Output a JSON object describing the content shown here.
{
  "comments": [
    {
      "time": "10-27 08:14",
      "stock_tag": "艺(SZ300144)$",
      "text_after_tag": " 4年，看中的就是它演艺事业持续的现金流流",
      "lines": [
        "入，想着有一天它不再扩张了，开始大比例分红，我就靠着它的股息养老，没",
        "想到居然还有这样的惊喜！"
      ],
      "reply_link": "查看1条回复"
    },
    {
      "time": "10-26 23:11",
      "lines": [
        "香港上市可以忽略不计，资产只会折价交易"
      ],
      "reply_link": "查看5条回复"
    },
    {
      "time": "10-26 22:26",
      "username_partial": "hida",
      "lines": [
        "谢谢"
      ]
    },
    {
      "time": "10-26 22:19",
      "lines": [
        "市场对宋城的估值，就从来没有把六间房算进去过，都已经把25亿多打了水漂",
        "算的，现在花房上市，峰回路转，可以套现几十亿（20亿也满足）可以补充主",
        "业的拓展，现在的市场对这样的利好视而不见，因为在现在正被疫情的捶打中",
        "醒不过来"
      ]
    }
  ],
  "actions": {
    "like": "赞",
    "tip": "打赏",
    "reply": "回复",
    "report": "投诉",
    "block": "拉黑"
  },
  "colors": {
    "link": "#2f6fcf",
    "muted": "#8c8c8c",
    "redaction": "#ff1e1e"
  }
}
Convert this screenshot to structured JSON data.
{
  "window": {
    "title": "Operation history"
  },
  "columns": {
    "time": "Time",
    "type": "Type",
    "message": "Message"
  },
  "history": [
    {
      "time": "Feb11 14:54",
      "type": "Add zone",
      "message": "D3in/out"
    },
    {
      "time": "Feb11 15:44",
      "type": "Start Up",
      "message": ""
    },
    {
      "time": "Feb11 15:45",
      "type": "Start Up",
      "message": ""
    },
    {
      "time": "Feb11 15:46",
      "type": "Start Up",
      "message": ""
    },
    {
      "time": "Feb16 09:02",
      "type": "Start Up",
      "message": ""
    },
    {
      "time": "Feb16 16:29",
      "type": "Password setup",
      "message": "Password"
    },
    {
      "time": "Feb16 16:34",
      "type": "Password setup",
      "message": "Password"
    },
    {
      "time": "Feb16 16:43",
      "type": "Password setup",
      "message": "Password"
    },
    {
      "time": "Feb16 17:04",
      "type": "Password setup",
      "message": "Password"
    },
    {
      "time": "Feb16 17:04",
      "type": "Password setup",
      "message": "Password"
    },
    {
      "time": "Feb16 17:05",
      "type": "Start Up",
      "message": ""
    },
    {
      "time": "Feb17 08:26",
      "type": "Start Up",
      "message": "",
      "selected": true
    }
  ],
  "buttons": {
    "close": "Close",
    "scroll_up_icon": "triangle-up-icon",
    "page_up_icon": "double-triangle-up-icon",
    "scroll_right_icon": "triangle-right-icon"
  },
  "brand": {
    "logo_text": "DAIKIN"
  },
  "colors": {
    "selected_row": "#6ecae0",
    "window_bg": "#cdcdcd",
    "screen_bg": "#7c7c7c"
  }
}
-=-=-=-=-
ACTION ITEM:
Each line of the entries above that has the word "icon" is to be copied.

RESPONSE BELOW:
    "scroll_up_icon": "triangle-up-icon",
    "page_up_icon": "double-triangle-up-icon",
    "scroll_right_icon": "triangle-right-icon"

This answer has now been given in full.